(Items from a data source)
+++

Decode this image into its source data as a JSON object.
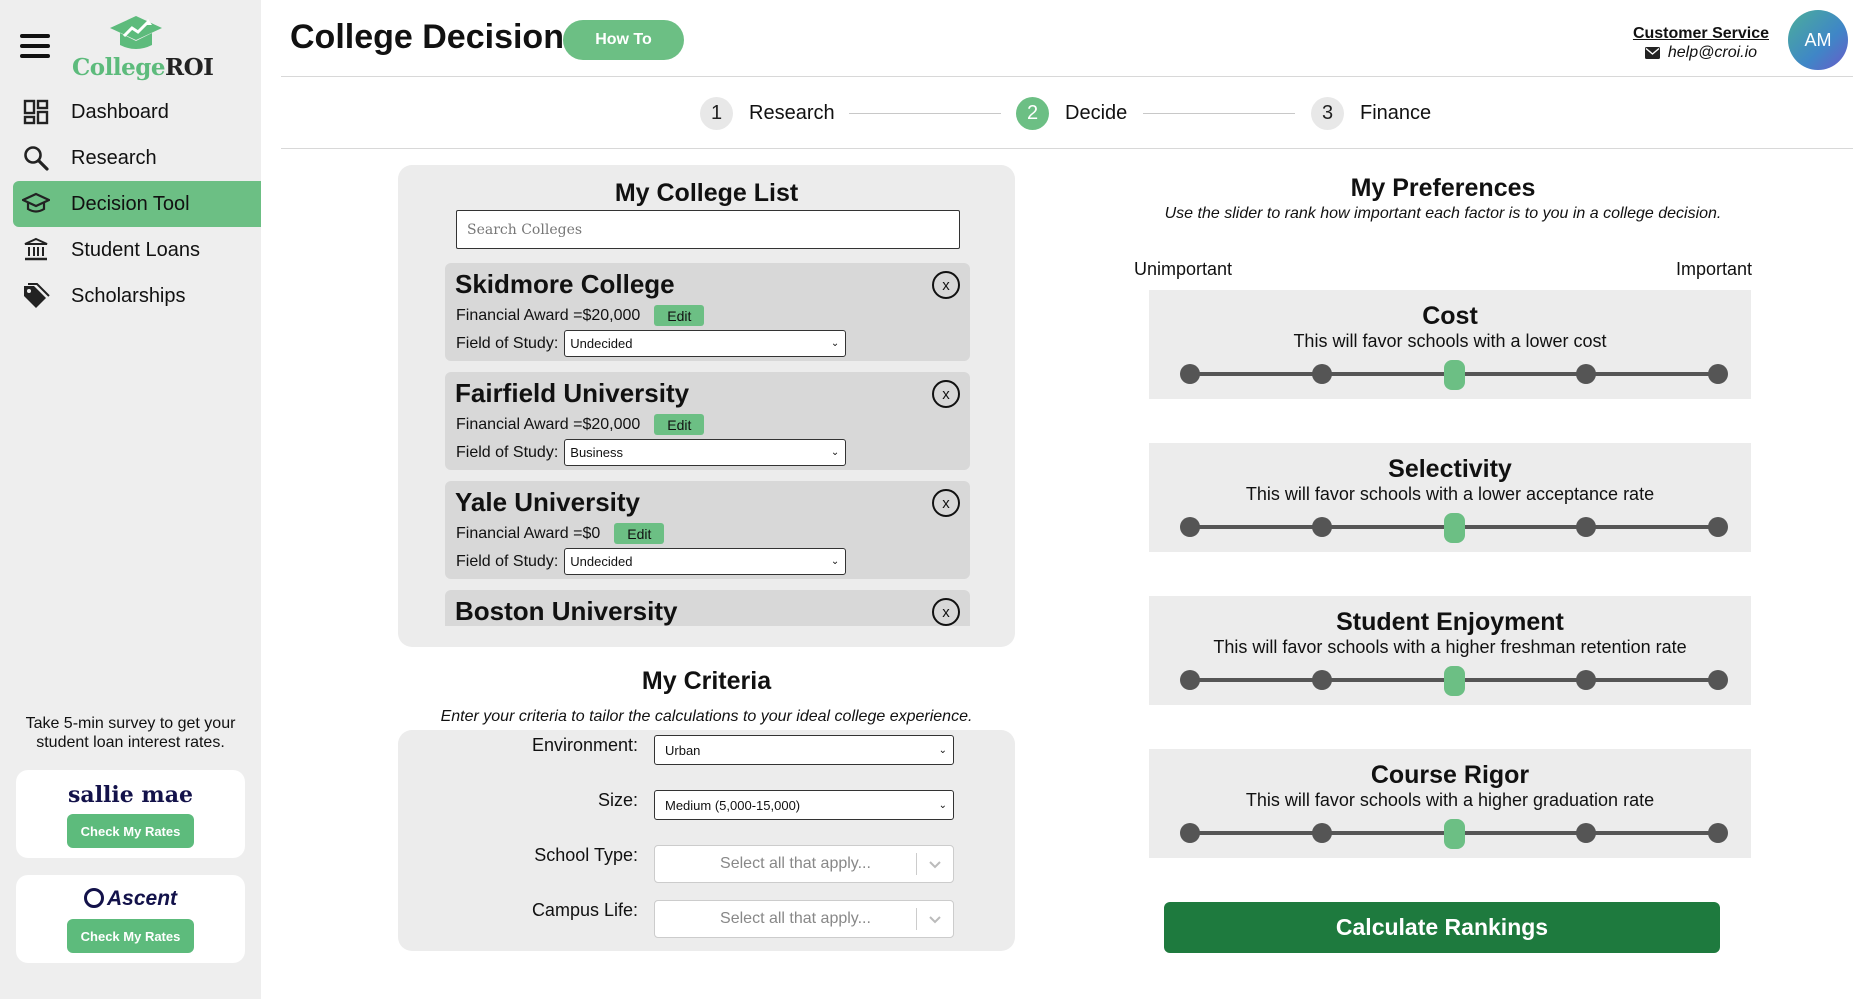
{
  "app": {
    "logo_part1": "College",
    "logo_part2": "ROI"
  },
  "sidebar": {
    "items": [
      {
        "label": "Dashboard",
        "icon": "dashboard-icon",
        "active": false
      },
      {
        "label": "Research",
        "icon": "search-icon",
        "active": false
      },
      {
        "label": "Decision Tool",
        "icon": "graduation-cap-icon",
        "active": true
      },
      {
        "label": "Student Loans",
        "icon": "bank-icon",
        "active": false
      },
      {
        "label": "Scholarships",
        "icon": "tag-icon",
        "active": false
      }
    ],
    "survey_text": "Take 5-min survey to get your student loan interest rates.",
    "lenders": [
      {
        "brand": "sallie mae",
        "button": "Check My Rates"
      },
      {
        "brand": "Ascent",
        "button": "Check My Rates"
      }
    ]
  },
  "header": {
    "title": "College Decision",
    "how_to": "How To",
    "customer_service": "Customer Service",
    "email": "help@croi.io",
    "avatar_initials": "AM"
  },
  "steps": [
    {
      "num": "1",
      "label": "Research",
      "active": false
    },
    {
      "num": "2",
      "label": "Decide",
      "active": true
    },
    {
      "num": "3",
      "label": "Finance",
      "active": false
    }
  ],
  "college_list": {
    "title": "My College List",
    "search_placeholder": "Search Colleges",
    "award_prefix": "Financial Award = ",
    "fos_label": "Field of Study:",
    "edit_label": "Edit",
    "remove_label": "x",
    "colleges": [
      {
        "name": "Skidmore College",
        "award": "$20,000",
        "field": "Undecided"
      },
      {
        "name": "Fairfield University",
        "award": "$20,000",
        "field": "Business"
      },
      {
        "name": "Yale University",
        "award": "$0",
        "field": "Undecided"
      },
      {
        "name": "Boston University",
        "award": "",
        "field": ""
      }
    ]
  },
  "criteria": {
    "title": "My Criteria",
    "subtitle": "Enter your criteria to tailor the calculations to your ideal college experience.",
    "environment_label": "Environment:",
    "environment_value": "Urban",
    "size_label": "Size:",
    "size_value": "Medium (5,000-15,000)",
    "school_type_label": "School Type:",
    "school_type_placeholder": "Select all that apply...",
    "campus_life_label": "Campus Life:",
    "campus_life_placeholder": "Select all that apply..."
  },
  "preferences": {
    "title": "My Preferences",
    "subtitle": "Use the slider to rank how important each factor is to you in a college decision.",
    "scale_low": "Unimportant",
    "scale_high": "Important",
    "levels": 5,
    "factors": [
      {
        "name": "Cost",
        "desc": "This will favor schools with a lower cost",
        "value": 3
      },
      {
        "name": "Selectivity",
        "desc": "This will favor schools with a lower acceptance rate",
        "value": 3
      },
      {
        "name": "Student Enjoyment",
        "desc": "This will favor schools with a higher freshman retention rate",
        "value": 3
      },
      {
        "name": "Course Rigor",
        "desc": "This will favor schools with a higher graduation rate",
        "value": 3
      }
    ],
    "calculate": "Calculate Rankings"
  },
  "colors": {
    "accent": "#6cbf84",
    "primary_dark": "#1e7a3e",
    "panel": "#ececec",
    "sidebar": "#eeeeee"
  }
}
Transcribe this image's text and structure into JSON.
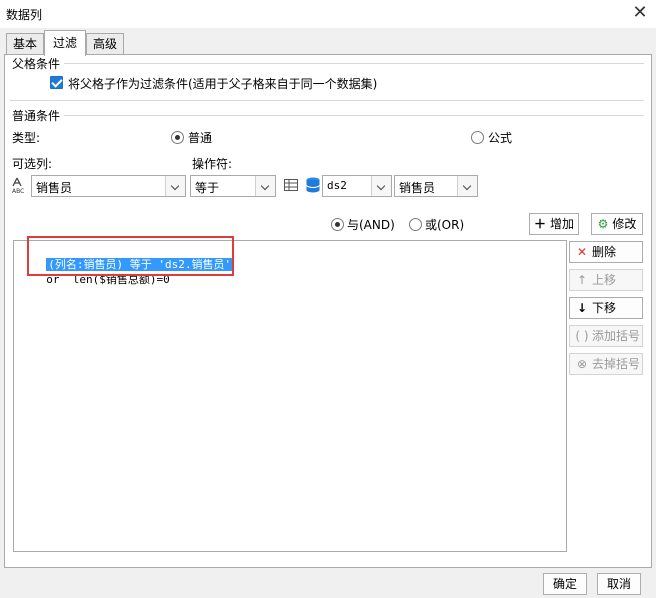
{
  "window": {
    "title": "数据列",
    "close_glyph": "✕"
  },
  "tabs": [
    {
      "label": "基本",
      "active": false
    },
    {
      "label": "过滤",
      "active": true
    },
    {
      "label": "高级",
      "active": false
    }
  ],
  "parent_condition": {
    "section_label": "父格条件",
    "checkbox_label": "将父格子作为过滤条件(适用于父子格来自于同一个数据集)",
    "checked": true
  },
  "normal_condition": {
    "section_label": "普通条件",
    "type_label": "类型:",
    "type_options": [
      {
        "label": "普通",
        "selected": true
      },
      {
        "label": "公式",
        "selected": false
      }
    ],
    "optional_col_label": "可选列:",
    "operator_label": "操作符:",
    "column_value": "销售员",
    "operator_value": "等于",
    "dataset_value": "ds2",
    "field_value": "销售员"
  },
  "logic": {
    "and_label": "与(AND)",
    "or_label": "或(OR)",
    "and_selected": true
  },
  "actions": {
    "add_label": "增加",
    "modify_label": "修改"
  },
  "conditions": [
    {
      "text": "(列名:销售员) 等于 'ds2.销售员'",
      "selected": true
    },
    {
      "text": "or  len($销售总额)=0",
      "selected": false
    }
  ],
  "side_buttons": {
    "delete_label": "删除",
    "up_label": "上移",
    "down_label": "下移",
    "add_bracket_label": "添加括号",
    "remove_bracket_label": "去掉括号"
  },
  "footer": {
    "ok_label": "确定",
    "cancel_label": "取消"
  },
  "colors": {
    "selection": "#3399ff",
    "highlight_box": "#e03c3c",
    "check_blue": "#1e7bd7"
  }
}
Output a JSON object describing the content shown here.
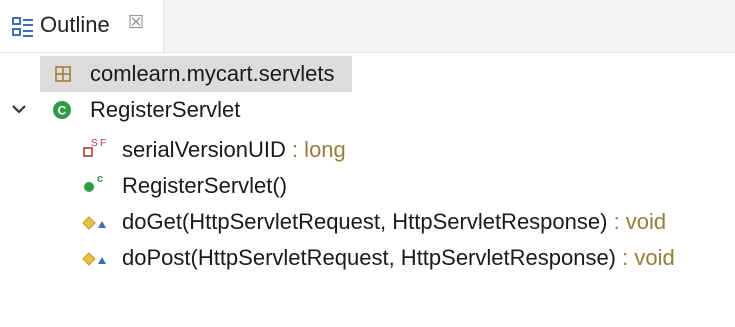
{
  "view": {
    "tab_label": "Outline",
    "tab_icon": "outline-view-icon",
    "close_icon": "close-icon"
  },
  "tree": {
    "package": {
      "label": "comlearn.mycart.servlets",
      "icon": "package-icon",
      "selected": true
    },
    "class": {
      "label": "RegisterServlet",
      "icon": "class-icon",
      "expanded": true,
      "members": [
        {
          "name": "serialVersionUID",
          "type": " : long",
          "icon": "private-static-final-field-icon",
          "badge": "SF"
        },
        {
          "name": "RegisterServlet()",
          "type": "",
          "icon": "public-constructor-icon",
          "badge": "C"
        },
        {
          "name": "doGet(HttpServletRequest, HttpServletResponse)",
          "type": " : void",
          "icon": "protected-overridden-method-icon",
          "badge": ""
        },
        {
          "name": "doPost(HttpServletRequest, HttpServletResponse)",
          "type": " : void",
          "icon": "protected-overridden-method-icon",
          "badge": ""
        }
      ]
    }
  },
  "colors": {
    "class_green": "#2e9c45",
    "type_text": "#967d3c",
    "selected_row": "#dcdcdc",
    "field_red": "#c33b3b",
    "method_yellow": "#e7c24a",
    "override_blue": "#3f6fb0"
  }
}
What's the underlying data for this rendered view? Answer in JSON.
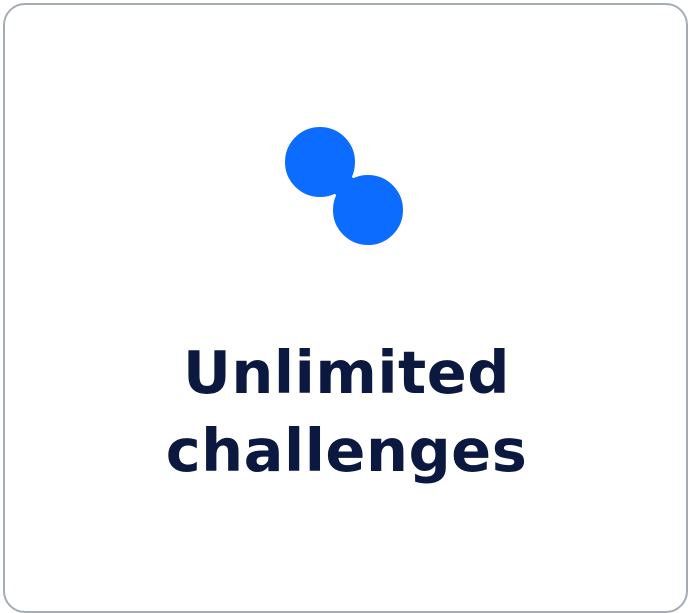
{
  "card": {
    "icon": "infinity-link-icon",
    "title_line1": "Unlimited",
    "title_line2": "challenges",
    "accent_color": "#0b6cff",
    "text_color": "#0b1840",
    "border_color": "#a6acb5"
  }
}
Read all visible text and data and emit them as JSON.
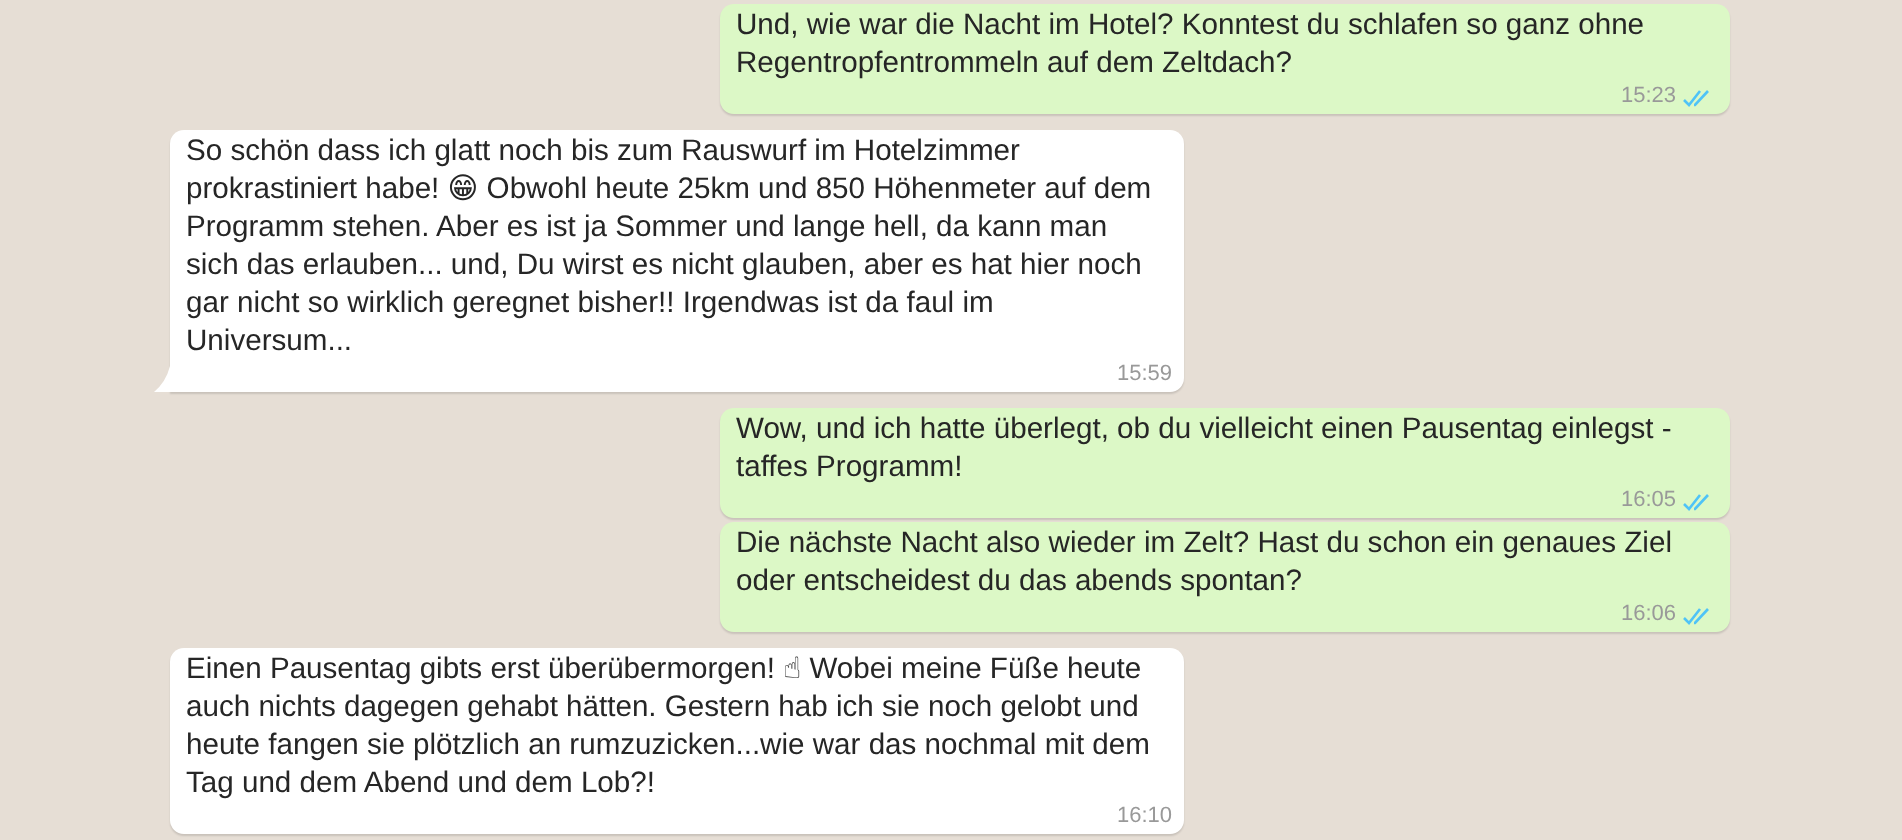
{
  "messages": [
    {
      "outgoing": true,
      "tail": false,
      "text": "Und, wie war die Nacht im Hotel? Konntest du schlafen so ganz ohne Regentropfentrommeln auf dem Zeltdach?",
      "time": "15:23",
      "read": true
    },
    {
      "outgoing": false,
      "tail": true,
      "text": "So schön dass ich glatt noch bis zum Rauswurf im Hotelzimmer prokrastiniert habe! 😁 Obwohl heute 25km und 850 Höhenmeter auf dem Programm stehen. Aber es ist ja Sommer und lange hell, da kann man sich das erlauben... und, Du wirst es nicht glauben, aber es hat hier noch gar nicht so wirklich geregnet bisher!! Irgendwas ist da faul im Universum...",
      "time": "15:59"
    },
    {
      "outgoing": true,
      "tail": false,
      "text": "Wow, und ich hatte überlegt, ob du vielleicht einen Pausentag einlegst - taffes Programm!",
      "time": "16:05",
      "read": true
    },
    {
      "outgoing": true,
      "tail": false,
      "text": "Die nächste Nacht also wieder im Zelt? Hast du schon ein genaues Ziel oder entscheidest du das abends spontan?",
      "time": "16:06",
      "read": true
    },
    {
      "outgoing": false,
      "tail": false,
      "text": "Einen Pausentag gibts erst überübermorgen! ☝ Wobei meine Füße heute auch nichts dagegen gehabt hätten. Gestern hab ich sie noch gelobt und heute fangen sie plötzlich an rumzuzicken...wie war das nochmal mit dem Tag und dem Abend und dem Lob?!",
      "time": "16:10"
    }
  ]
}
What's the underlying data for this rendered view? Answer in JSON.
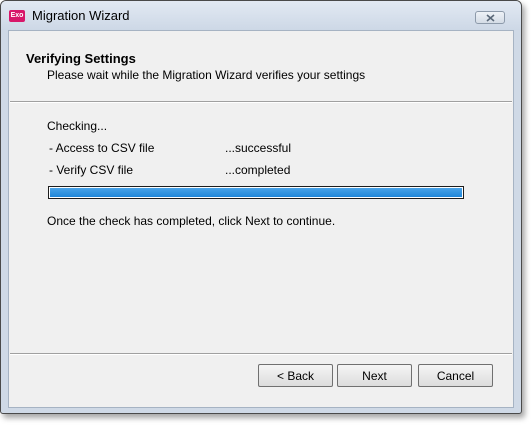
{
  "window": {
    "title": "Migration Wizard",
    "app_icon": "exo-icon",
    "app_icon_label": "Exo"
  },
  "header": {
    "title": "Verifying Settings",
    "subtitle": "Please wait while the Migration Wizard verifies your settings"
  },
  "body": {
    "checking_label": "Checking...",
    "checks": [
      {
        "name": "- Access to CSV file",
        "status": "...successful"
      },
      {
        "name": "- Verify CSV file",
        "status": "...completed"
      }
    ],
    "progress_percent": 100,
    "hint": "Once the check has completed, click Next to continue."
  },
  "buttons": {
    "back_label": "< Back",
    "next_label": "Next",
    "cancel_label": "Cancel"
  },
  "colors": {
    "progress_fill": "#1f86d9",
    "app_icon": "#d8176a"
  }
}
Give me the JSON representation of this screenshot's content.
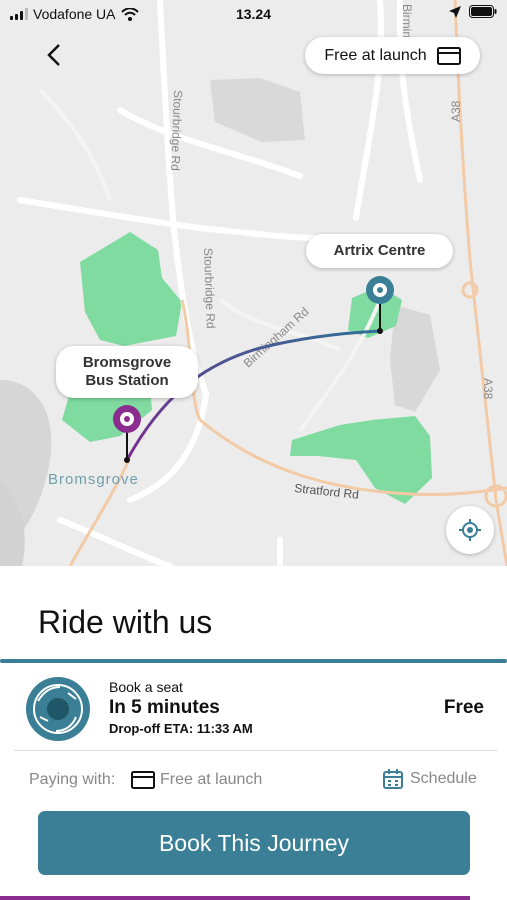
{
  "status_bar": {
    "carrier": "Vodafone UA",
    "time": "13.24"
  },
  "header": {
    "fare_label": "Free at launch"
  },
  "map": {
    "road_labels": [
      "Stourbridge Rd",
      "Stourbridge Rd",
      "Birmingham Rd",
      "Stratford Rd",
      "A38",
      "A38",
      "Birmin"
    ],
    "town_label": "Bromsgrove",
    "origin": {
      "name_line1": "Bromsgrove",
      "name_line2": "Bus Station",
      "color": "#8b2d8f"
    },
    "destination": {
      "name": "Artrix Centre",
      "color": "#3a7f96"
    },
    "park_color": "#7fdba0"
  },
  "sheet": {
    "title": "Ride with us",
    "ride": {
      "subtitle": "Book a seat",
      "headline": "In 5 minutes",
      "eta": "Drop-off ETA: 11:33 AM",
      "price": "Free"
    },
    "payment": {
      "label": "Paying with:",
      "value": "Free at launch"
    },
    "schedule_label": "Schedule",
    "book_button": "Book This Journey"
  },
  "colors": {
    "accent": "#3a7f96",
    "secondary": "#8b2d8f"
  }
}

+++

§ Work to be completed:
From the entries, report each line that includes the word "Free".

§ Expected answer:
    "fare_label": "Free at launch"
      "price": "Free"
      "value": "Free at launch"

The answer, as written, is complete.